### [What to work on]
Please return every record exactly as it appears.

### [Data in this exercise]
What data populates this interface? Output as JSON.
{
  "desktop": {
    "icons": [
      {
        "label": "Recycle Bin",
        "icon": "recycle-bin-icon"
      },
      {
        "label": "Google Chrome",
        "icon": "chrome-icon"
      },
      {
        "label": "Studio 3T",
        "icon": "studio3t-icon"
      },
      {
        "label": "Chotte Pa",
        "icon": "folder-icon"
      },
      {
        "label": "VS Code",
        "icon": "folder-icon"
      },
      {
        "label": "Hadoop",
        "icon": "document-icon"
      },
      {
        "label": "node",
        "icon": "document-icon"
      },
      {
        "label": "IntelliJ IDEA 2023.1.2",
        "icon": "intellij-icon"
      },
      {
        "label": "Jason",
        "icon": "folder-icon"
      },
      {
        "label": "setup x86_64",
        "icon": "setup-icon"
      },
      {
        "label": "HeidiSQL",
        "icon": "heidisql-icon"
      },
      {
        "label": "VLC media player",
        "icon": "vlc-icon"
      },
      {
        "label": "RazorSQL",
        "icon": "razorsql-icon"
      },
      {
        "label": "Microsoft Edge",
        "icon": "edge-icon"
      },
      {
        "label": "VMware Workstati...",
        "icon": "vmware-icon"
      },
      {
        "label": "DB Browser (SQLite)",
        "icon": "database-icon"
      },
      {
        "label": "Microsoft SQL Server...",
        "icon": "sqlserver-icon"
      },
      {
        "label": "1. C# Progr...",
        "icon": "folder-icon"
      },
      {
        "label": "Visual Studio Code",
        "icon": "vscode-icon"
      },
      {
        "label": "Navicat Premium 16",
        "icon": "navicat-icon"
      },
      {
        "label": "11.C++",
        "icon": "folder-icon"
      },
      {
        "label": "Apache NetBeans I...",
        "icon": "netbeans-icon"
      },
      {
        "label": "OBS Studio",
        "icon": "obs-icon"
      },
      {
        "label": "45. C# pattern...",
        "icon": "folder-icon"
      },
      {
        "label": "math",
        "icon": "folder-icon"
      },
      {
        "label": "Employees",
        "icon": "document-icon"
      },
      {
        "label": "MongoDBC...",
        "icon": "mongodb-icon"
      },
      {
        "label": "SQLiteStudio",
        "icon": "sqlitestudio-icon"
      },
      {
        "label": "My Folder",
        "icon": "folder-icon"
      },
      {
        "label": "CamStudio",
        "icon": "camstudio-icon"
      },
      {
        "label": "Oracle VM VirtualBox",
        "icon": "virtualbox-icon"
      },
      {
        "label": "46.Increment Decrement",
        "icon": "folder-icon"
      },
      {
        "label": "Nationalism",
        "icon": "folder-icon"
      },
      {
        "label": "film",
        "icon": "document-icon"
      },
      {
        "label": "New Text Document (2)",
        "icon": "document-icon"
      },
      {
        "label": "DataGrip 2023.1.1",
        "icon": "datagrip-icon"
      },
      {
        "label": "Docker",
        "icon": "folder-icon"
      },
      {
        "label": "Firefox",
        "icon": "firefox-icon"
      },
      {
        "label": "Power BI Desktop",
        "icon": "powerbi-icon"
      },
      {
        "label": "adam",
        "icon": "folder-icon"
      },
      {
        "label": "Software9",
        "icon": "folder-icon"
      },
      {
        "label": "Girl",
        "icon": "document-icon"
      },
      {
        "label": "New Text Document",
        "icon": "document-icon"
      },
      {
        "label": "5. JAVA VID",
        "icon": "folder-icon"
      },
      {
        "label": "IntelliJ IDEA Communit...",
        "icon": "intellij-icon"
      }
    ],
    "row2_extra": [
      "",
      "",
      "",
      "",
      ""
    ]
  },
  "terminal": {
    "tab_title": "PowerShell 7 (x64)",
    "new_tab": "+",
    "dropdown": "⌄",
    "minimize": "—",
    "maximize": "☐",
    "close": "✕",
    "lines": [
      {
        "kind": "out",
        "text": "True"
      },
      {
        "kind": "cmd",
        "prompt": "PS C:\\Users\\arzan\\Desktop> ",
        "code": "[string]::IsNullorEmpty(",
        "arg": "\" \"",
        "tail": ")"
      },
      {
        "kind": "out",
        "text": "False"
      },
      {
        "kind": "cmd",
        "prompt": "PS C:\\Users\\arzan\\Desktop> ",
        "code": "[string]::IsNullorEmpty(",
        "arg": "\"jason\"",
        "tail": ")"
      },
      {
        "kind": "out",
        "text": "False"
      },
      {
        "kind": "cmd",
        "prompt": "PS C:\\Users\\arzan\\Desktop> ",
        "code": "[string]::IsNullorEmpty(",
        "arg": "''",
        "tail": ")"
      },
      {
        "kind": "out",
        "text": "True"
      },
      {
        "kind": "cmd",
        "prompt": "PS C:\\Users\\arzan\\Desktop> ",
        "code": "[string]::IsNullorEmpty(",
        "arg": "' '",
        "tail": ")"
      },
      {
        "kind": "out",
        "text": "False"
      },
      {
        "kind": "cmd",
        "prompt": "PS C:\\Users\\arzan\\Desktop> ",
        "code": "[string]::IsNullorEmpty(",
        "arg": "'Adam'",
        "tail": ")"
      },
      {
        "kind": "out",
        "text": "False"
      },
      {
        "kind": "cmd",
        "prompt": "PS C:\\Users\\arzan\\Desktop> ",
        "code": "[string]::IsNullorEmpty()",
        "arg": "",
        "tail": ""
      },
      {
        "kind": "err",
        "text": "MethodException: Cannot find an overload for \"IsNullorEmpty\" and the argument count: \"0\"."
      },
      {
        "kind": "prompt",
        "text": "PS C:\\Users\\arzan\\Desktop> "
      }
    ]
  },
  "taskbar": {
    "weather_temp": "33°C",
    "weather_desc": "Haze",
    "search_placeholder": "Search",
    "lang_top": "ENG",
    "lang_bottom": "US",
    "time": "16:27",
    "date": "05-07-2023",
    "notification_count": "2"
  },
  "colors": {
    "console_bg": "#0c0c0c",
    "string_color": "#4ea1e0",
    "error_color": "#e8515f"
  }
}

### [Solution for this exercise]
What data populates this interface? Output as JSON.
{
  "desktop": {
    "icons": [
      {
        "label": "Recycle Bin",
        "icon": "recycle-bin-icon"
      },
      {
        "label": "Google Chrome",
        "icon": "chrome-icon"
      },
      {
        "label": "Studio 3T",
        "icon": "studio3t-icon"
      },
      {
        "label": "Chotte Pa",
        "icon": "folder-icon"
      },
      {
        "label": "VS Code",
        "icon": "folder-icon"
      },
      {
        "label": "Hadoop",
        "icon": "document-icon"
      },
      {
        "label": "node",
        "icon": "document-icon"
      },
      {
        "label": "IntelliJ IDEA 2023.1.2",
        "icon": "intellij-icon"
      },
      {
        "label": "Jason",
        "icon": "folder-icon"
      },
      {
        "label": "setup x86_64",
        "icon": "setup-icon"
      },
      {
        "label": "HeidiSQL",
        "icon": "heidisql-icon"
      },
      {
        "label": "VLC media player",
        "icon": "vlc-icon"
      },
      {
        "label": "RazorSQL",
        "icon": "razorsql-icon"
      },
      {
        "label": "Microsoft Edge",
        "icon": "edge-icon"
      },
      {
        "label": "VMware Workstati...",
        "icon": "vmware-icon"
      },
      {
        "label": "DB Browser (SQLite)",
        "icon": "database-icon"
      },
      {
        "label": "Microsoft SQL Server...",
        "icon": "sqlserver-icon"
      },
      {
        "label": "1. C# Progr...",
        "icon": "folder-icon"
      },
      {
        "label": "Visual Studio Code",
        "icon": "vscode-icon"
      },
      {
        "label": "Navicat Premium 16",
        "icon": "navicat-icon"
      },
      {
        "label": "11.C++",
        "icon": "folder-icon"
      },
      {
        "label": "Apache NetBeans I...",
        "icon": "netbeans-icon"
      },
      {
        "label": "OBS Studio",
        "icon": "obs-icon"
      },
      {
        "label": "45. C# pattern...",
        "icon": "folder-icon"
      },
      {
        "label": "math",
        "icon": "folder-icon"
      },
      {
        "label": "Employees",
        "icon": "document-icon"
      },
      {
        "label": "MongoDBC...",
        "icon": "mongodb-icon"
      },
      {
        "label": "SQLiteStudio",
        "icon": "sqlitestudio-icon"
      },
      {
        "label": "My Folder",
        "icon": "folder-icon"
      },
      {
        "label": "CamStudio",
        "icon": "camstudio-icon"
      },
      {
        "label": "Oracle VM VirtualBox",
        "icon": "virtualbox-icon"
      },
      {
        "label": "46.Increment Decrement",
        "icon": "folder-icon"
      },
      {
        "label": "Nationalism",
        "icon": "folder-icon"
      },
      {
        "label": "film",
        "icon": "document-icon"
      },
      {
        "label": "New Text Document (2)",
        "icon": "document-icon"
      },
      {
        "label": "DataGrip 2023.1.1",
        "icon": "datagrip-icon"
      },
      {
        "label": "Docker",
        "icon": "folder-icon"
      },
      {
        "label": "Firefox",
        "icon": "firefox-icon"
      },
      {
        "label": "Power BI Desktop",
        "icon": "powerbi-icon"
      },
      {
        "label": "adam",
        "icon": "folder-icon"
      },
      {
        "label": "Software9",
        "icon": "folder-icon"
      },
      {
        "label": "Girl",
        "icon": "document-icon"
      },
      {
        "label": "New Text Document",
        "icon": "document-icon"
      },
      {
        "label": "5. JAVA VID",
        "icon": "folder-icon"
      },
      {
        "label": "IntelliJ IDEA Communit...",
        "icon": "intellij-icon"
      }
    ],
    "row2_extra": [
      "",
      "",
      "",
      "",
      ""
    ]
  },
  "terminal": {
    "tab_title": "PowerShell 7 (x64)",
    "new_tab": "+",
    "dropdown": "⌄",
    "minimize": "—",
    "maximize": "☐",
    "close": "✕",
    "lines": [
      {
        "kind": "out",
        "text": "True"
      },
      {
        "kind": "cmd",
        "prompt": "PS C:\\Users\\arzan\\Desktop> ",
        "code": "[string]::IsNullorEmpty(",
        "arg": "\" \"",
        "tail": ")"
      },
      {
        "kind": "out",
        "text": "False"
      },
      {
        "kind": "cmd",
        "prompt": "PS C:\\Users\\arzan\\Desktop> ",
        "code": "[string]::IsNullorEmpty(",
        "arg": "\"jason\"",
        "tail": ")"
      },
      {
        "kind": "out",
        "text": "False"
      },
      {
        "kind": "cmd",
        "prompt": "PS C:\\Users\\arzan\\Desktop> ",
        "code": "[string]::IsNullorEmpty(",
        "arg": "''",
        "tail": ")"
      },
      {
        "kind": "out",
        "text": "True"
      },
      {
        "kind": "cmd",
        "prompt": "PS C:\\Users\\arzan\\Desktop> ",
        "code": "[string]::IsNullorEmpty(",
        "arg": "' '",
        "tail": ")"
      },
      {
        "kind": "out",
        "text": "False"
      },
      {
        "kind": "cmd",
        "prompt": "PS C:\\Users\\arzan\\Desktop> ",
        "code": "[string]::IsNullorEmpty(",
        "arg": "'Adam'",
        "tail": ")"
      },
      {
        "kind": "out",
        "text": "False"
      },
      {
        "kind": "cmd",
        "prompt": "PS C:\\Users\\arzan\\Desktop> ",
        "code": "[string]::IsNullorEmpty()",
        "arg": "",
        "tail": ""
      },
      {
        "kind": "err",
        "text": "MethodException: Cannot find an overload for \"IsNullorEmpty\" and the argument count: \"0\"."
      },
      {
        "kind": "prompt",
        "text": "PS C:\\Users\\arzan\\Desktop> "
      }
    ]
  },
  "taskbar": {
    "weather_temp": "33°C",
    "weather_desc": "Haze",
    "search_placeholder": "Search",
    "lang_top": "ENG",
    "lang_bottom": "US",
    "time": "16:27",
    "date": "05-07-2023",
    "notification_count": "2"
  },
  "colors": {
    "console_bg": "#0c0c0c",
    "string_color": "#4ea1e0",
    "error_color": "#e8515f"
  }
}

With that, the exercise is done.